> _Problem statement_: Using the records below, report how many lines include "duration", and give no more than the number.

> _Records provided_:
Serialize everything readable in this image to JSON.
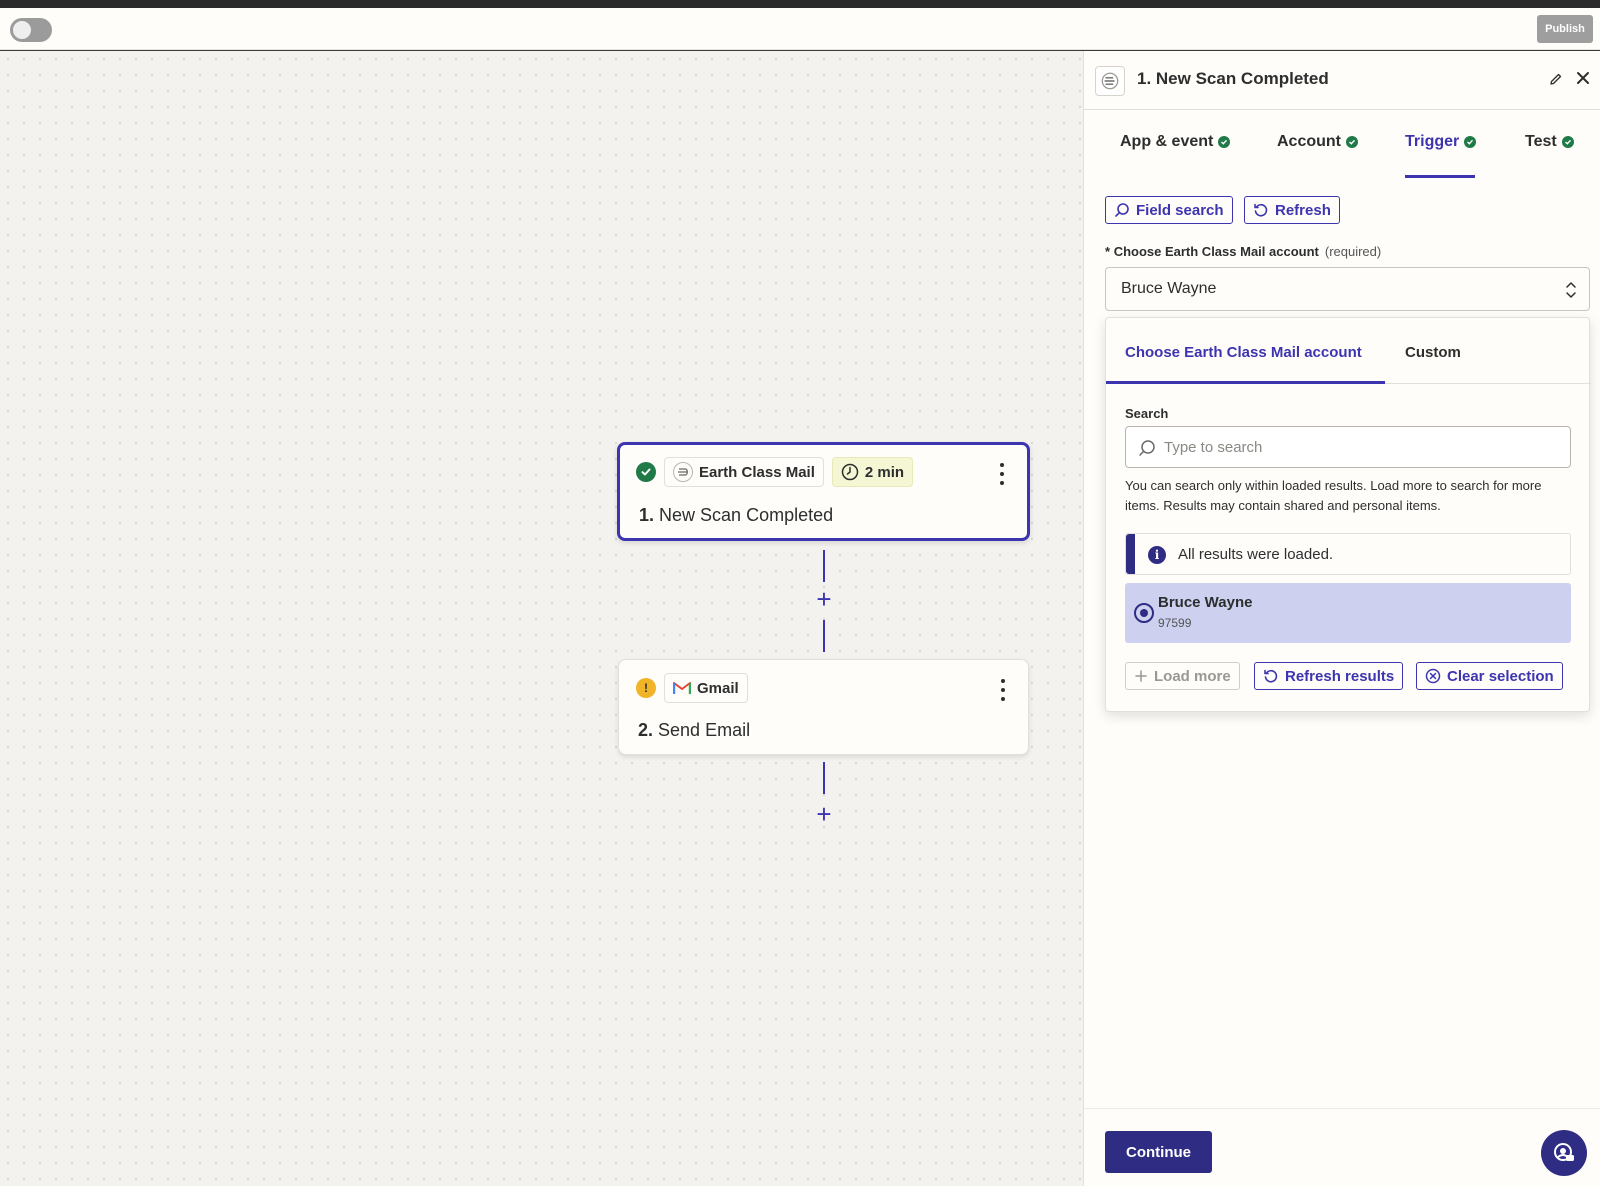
{
  "topbar": {
    "publish_label": "Publish"
  },
  "canvas": {
    "steps": [
      {
        "status": "success",
        "app_name": "Earth Class Mail",
        "badge": "2 min",
        "number": "1.",
        "title": "New Scan Completed"
      },
      {
        "status": "warning",
        "app_name": "Gmail",
        "number": "2.",
        "title": "Send Email"
      }
    ]
  },
  "panel": {
    "title": "1. New Scan Completed",
    "tabs": [
      {
        "label": "App & event",
        "complete": true
      },
      {
        "label": "Account",
        "complete": true
      },
      {
        "label": "Trigger",
        "complete": true,
        "active": true
      },
      {
        "label": "Test",
        "complete": true
      }
    ],
    "toolbar": {
      "field_search_label": "Field search",
      "refresh_label": "Refresh"
    },
    "field": {
      "required_marker": "*",
      "label": "Choose Earth Class Mail account",
      "required_text": "(required)",
      "value": "Bruce Wayne"
    },
    "dropdown": {
      "tabs": [
        "Choose Earth Class Mail account",
        "Custom"
      ],
      "search_label": "Search",
      "search_placeholder": "Type to search",
      "help_text": "You can search only within loaded results. Load more to search for more items. Results may contain shared and personal items.",
      "info_text": "All results were loaded.",
      "options": [
        {
          "name": "Bruce Wayne",
          "id": "97599",
          "selected": true
        }
      ],
      "load_more_label": "Load more",
      "refresh_results_label": "Refresh results",
      "clear_selection_label": "Clear selection"
    },
    "continue_label": "Continue"
  },
  "colors": {
    "accent": "#3d35b0",
    "accent_dark": "#2f2c84",
    "success": "#1f7a47",
    "warning": "#f0b429",
    "selected_bg": "#cdd1ef"
  }
}
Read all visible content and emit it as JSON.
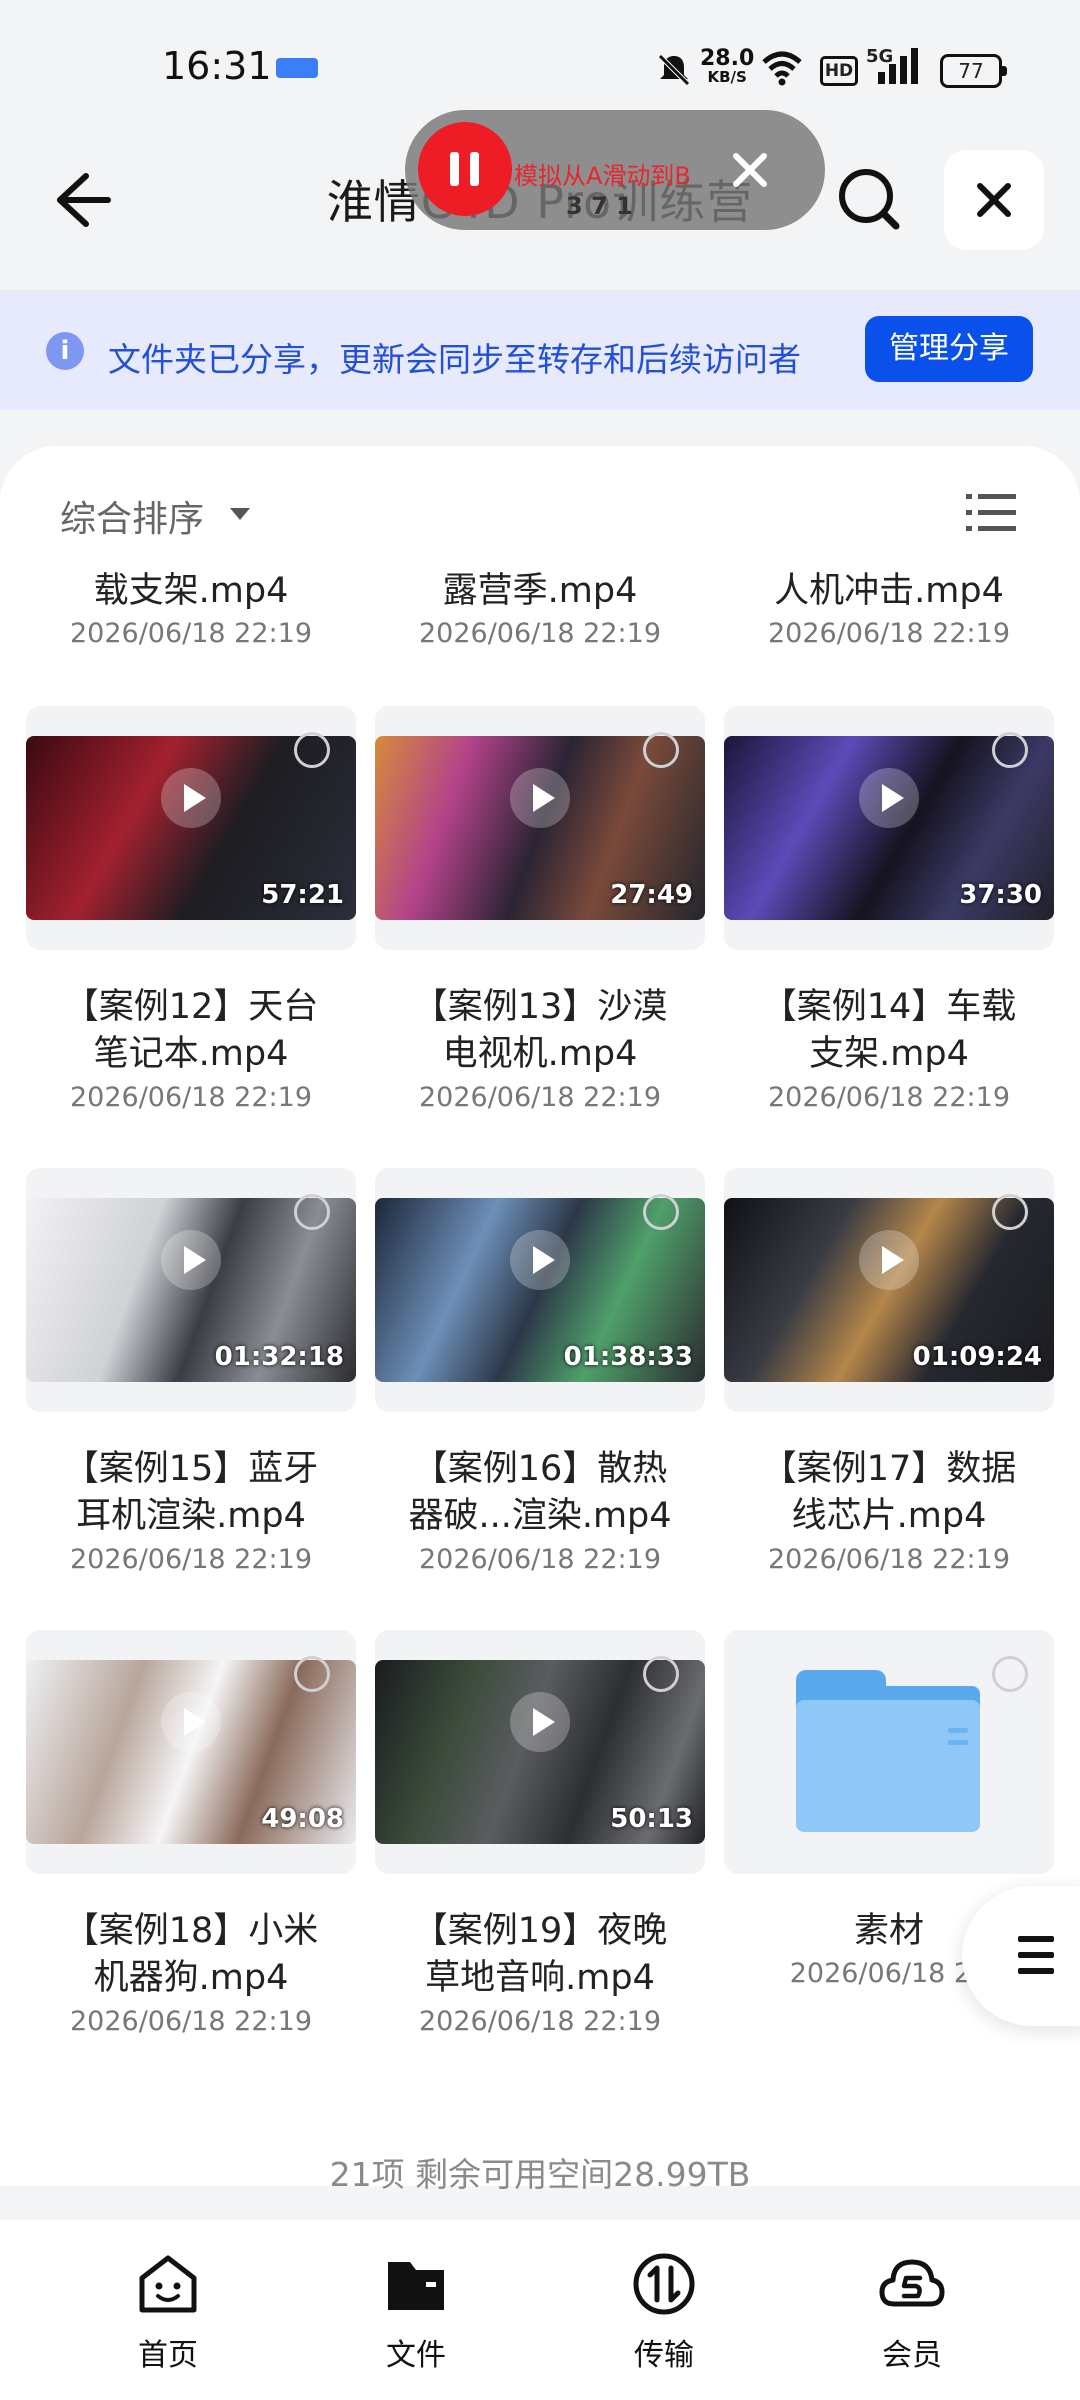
{
  "status_bar": {
    "time": "16:31",
    "net_speed_value": "28.0",
    "net_speed_unit": "KB/S",
    "hd": "HD",
    "network": "5G",
    "battery": "77"
  },
  "header": {
    "title": "淮情C4D Pro训练营"
  },
  "overlay": {
    "text": "模拟从A滑动到B",
    "sub": "3 7 1"
  },
  "banner": {
    "text": "文件夹已分享，更新会同步至转存和后续访问者",
    "button": "管理分享"
  },
  "toolbar": {
    "sort_label": "综合排序"
  },
  "top_row": [
    {
      "name": "载支架.mp4",
      "date": "2026/06/18 22:19"
    },
    {
      "name": "露营季.mp4",
      "date": "2026/06/18 22:19"
    },
    {
      "name": "人机冲击.mp4",
      "date": "2026/06/18 22:19"
    }
  ],
  "files": [
    {
      "line1": "【案例12】天台",
      "line2": "笔记本.mp4",
      "date": "2026/06/18 22:19",
      "duration": "57:21"
    },
    {
      "line1": "【案例13】沙漠",
      "line2": "电视机.mp4",
      "date": "2026/06/18 22:19",
      "duration": "27:49"
    },
    {
      "line1": "【案例14】车载",
      "line2": "支架.mp4",
      "date": "2026/06/18 22:19",
      "duration": "37:30"
    },
    {
      "line1": "【案例15】蓝牙",
      "line2": "耳机渲染.mp4",
      "date": "2026/06/18 22:19",
      "duration": "01:32:18"
    },
    {
      "line1": "【案例16】散热",
      "line2": "器破...渲染.mp4",
      "date": "2026/06/18 22:19",
      "duration": "01:38:33"
    },
    {
      "line1": "【案例17】数据",
      "line2": "线芯片.mp4",
      "date": "2026/06/18 22:19",
      "duration": "01:09:24"
    },
    {
      "line1": "【案例18】小米",
      "line2": "机器狗.mp4",
      "date": "2026/06/18 22:19",
      "duration": "49:08"
    },
    {
      "line1": "【案例19】夜晚",
      "line2": "草地音响.mp4",
      "date": "2026/06/18 22:19",
      "duration": "50:13"
    }
  ],
  "folder": {
    "name": "素材",
    "date": "2026/06/18 22"
  },
  "summary": "21项 剩余可用空间28.99TB",
  "nav": {
    "home": "首页",
    "files": "文件",
    "transfer": "传输",
    "member": "会员"
  }
}
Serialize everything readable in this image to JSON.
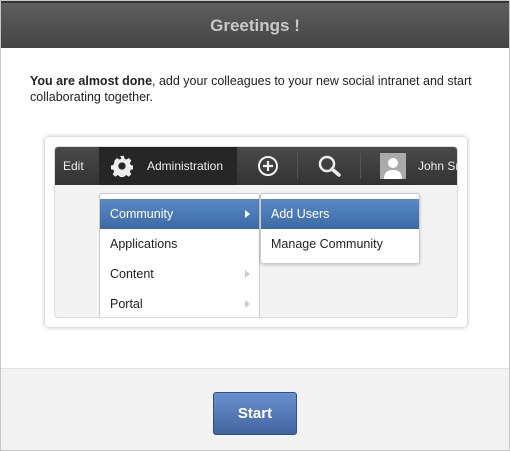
{
  "header": {
    "title": "Greetings !"
  },
  "intro": {
    "bold": "You are almost done",
    "rest": ", add your colleagues to your new social intranet and start collaborating together."
  },
  "illustration": {
    "edit": "Edit",
    "administration": "Administration",
    "user": "John Sm",
    "menu": [
      {
        "label": "Community",
        "submenu": true
      },
      {
        "label": "Applications",
        "submenu": false
      },
      {
        "label": "Content",
        "submenu": true
      },
      {
        "label": "Portal",
        "submenu": true
      }
    ],
    "submenu": [
      "Add Users",
      "Manage Community"
    ]
  },
  "footer": {
    "start": "Start"
  }
}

> _Written solution_: 8